Write out each line of the entries below that holds the word "username".

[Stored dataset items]
┄┄┄┄┄┄

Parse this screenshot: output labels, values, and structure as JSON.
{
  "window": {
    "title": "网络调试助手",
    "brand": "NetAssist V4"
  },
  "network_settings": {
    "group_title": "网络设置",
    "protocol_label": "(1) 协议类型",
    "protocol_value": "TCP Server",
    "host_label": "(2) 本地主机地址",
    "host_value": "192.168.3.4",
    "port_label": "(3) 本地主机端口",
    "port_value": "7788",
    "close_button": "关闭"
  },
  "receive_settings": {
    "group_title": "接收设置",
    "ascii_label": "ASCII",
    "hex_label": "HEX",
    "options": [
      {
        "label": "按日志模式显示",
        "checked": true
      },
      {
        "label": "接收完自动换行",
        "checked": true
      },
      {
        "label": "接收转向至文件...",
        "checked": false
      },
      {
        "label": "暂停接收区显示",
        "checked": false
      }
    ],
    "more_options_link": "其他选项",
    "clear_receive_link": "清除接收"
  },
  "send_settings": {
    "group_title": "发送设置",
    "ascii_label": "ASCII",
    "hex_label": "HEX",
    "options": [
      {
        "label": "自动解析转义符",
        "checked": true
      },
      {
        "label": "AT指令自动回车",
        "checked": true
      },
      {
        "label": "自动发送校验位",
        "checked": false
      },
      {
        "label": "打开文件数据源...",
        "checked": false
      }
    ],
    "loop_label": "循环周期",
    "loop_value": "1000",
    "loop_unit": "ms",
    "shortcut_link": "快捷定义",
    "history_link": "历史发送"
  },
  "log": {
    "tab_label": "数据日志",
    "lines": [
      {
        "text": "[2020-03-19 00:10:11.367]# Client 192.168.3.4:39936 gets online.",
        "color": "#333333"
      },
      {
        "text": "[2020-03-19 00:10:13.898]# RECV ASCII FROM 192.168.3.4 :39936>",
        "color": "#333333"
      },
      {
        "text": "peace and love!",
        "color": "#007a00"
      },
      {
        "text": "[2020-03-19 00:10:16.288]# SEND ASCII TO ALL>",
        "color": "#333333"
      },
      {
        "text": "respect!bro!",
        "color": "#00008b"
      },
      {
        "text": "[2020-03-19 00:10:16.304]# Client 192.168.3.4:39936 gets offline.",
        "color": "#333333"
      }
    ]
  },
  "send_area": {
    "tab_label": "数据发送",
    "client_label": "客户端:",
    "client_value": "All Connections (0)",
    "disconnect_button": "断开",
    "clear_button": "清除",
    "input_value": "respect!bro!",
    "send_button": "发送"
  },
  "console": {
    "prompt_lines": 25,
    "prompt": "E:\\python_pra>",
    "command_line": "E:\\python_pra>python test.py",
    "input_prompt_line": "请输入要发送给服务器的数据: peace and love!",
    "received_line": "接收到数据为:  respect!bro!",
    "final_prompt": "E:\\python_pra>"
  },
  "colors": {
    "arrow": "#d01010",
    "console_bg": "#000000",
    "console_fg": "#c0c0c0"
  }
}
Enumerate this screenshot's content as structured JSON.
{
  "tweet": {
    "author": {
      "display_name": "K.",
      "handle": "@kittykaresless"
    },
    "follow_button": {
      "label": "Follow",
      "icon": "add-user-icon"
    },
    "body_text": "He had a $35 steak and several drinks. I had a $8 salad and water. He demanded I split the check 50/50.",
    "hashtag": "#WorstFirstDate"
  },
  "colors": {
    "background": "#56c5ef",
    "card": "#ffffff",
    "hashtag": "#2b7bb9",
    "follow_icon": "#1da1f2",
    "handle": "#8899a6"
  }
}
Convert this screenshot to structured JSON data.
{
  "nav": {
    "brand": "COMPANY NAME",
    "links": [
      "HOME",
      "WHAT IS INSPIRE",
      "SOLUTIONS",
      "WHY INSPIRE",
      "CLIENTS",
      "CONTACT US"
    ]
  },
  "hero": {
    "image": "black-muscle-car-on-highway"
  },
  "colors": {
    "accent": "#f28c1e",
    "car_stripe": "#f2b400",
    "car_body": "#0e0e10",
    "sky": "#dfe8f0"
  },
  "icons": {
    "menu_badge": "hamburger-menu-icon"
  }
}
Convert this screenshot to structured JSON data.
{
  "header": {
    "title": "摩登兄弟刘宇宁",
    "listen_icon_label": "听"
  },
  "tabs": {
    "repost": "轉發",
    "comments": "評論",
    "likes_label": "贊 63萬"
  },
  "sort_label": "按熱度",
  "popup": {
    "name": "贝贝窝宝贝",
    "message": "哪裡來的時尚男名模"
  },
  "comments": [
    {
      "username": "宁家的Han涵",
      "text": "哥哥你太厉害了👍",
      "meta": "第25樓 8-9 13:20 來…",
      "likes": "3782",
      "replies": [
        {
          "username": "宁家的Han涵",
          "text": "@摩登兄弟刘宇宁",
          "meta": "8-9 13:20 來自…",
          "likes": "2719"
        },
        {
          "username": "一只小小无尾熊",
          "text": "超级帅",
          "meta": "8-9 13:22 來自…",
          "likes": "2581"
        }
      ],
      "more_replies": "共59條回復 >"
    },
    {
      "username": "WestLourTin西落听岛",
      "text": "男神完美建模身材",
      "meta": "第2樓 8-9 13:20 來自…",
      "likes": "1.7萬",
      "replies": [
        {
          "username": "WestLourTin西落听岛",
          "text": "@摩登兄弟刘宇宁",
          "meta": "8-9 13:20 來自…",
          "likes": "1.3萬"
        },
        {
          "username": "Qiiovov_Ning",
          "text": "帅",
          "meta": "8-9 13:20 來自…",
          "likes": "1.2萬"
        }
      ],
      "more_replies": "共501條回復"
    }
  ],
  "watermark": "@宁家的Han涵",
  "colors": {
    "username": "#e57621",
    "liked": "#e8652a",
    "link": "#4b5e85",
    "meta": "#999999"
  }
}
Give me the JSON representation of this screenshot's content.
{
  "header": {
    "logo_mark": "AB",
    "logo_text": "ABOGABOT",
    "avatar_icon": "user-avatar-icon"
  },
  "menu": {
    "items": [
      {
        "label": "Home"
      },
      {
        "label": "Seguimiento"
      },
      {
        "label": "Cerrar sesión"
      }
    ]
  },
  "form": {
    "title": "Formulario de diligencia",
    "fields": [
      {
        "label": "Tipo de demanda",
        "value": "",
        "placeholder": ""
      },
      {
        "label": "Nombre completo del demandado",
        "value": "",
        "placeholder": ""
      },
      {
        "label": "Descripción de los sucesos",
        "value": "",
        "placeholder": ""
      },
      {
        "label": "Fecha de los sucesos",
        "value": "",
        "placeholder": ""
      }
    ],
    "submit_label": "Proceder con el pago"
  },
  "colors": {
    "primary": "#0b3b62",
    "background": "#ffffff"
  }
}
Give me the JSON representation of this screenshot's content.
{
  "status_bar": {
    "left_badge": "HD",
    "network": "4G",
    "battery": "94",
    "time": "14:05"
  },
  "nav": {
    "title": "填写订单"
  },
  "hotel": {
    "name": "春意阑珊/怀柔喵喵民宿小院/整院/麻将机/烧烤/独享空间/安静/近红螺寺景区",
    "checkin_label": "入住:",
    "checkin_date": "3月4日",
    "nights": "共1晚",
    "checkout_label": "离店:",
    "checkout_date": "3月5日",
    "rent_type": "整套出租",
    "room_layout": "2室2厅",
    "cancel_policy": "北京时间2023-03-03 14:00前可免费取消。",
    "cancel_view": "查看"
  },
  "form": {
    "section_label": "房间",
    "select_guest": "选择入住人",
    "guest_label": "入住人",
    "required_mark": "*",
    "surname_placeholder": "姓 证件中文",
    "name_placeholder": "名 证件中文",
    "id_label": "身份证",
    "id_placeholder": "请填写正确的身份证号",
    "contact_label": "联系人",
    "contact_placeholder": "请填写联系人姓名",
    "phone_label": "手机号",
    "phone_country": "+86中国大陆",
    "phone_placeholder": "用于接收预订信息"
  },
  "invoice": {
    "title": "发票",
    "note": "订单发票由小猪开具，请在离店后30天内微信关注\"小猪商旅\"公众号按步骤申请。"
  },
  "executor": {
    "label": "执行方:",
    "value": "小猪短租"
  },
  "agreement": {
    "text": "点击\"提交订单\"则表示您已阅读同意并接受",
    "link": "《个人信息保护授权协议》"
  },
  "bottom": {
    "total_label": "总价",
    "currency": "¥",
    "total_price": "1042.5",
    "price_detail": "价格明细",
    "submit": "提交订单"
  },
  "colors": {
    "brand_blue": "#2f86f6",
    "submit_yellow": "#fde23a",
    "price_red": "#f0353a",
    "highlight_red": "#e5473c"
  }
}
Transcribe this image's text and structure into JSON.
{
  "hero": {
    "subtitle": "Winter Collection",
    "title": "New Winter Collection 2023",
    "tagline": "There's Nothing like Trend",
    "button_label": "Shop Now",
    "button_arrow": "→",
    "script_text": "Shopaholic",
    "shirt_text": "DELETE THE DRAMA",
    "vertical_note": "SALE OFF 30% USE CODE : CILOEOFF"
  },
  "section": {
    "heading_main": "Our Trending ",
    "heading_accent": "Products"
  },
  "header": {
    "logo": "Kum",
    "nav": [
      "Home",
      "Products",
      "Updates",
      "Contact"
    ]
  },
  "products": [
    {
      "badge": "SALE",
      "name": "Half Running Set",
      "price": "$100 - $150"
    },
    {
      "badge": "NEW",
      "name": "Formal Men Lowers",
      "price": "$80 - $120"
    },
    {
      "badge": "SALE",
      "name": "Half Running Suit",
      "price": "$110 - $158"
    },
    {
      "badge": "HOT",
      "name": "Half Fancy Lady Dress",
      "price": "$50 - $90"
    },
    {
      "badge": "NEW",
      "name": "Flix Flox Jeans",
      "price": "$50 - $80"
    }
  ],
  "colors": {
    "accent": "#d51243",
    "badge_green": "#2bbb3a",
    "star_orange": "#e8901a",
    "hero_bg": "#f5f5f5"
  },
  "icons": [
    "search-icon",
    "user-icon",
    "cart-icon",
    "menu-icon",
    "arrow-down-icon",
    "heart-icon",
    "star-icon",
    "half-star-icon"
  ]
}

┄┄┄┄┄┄

**Task output**
      "username": "宁家的Han涵",
          "username": "宁家的Han涵",
          "username": "一只小小无尾熊",
      "username": "WestLourTin西落听岛",
          "username": "WestLourTin西落听岛",
          "username": "Qiiovov_Ning",
    "username": "#e57621",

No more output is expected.